President Joe Biden and a bipartisan group of senators reached a deal at the White House Thursday concerning a massive infrastructure bill that would improve the nation’s roads, bridges and broadband.
A group of senators met with Mr. Biden at the White House Thursday to discuss the proposed infrastructure bill. The meeting came after weeks of deliberations over how to pay for what would be the largest infrastructure package approved by Congress.
The proposed $1.2 trillion bi-partisan infrastructure plan would allocate funds over eight years and included $579 billion in new spending. Within the plan, $312 billion would be allocated for modernizing and improving transportation and $266 billion would be allocated for additional updates to broadband, power, water and environmental remediation.
After Thursday’s meeting, President Biden triumphantly told reporters outside the West Wing that a deal had been reached and that the group had achieved “serious compromise on both sides.” Mr. Biden, however, told lawmakers that he would only sign the bill if it included measures for “human infrastructure” programs like childcare and tax credits for families, which are a broader part of the president’s sweeping infrastructure goals.
The bill already has support from 21 senators — 11 Republicans and 10 Democrats — but will likely need the support of Democratic leaders to garner the 60 votes needed to rise above a filibuster and pass in the Senate.
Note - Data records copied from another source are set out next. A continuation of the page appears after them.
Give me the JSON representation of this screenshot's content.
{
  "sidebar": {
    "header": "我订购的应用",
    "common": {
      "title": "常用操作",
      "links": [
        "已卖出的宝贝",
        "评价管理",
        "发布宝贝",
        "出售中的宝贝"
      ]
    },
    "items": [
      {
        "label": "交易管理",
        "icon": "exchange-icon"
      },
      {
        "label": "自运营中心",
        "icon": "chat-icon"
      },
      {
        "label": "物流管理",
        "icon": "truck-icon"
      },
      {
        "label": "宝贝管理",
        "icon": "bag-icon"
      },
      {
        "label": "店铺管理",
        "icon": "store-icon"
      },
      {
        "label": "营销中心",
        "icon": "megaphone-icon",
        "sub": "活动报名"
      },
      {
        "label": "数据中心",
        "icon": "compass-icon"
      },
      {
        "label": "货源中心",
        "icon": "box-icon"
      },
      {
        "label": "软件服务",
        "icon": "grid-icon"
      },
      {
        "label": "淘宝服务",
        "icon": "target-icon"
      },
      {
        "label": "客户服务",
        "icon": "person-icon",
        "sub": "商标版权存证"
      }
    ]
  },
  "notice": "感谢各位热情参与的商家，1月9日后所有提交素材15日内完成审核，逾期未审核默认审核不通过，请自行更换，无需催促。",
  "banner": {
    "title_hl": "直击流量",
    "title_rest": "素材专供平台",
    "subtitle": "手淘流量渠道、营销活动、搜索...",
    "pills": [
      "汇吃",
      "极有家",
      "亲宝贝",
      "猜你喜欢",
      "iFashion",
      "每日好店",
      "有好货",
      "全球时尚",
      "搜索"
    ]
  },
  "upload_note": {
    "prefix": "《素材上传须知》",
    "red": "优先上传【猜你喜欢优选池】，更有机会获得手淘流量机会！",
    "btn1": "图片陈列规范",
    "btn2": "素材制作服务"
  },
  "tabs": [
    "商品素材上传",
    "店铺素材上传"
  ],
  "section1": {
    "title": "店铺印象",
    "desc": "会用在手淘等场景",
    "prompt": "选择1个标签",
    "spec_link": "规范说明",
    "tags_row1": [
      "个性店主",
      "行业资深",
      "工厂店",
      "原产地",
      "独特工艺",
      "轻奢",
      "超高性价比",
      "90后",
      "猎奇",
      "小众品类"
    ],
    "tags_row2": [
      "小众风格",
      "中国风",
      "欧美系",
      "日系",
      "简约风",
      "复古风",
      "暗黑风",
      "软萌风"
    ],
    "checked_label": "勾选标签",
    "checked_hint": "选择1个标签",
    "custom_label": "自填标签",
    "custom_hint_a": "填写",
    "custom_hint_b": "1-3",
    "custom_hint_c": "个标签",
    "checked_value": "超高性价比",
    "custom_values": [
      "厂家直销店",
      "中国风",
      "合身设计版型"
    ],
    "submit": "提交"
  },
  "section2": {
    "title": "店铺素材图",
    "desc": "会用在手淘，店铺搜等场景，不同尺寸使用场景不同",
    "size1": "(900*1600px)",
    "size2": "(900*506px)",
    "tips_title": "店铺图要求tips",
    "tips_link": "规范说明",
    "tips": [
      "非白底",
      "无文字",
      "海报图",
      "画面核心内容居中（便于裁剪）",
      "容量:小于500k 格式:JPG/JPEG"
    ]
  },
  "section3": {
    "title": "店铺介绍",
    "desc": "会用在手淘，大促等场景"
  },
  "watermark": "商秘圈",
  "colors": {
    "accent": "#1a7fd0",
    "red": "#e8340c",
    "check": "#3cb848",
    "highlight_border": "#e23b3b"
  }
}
U.S. Rep. Salud Carbajal, D-Santa Barbara, praised the Biden administration’s support of the infrastructure plan following Thursday’s meeting.
“Gridlock has kept us from modernizing our roads, bridges, trains, buses, and water pipes for long enough,” Rep. Carbajal said in a statement. “This deal is proof that we can get things done if we roll up our sleeves and work together. Glad President Biden achieved this bipartisan deal, which has eluded previous administrations.”
Rep. Carbajal sits on the House Transportation and Infrastructure Committee, which passed the Invest in America Act earlier this month to fund improvements to transportation. Through the plan, the congressman secured $20 million for Central Coast projects that will ease traffic on Highway 101 and create new bike paths. With this bill passed, Rep. Carbajal is hopeful Congress will take the next step and pass the proposed bipartisan infrastructure bill.
“I will keep fighting to make sure we invest in the things that matter, including funding to tackle the climate crisis and measures to create good-paying jobs,” Rep. Carbajal said in a statement.
“Now let’s get to work on another comprehensive plan to meet the needs of Central Coast families,” he said, referring to the infrastructure bill.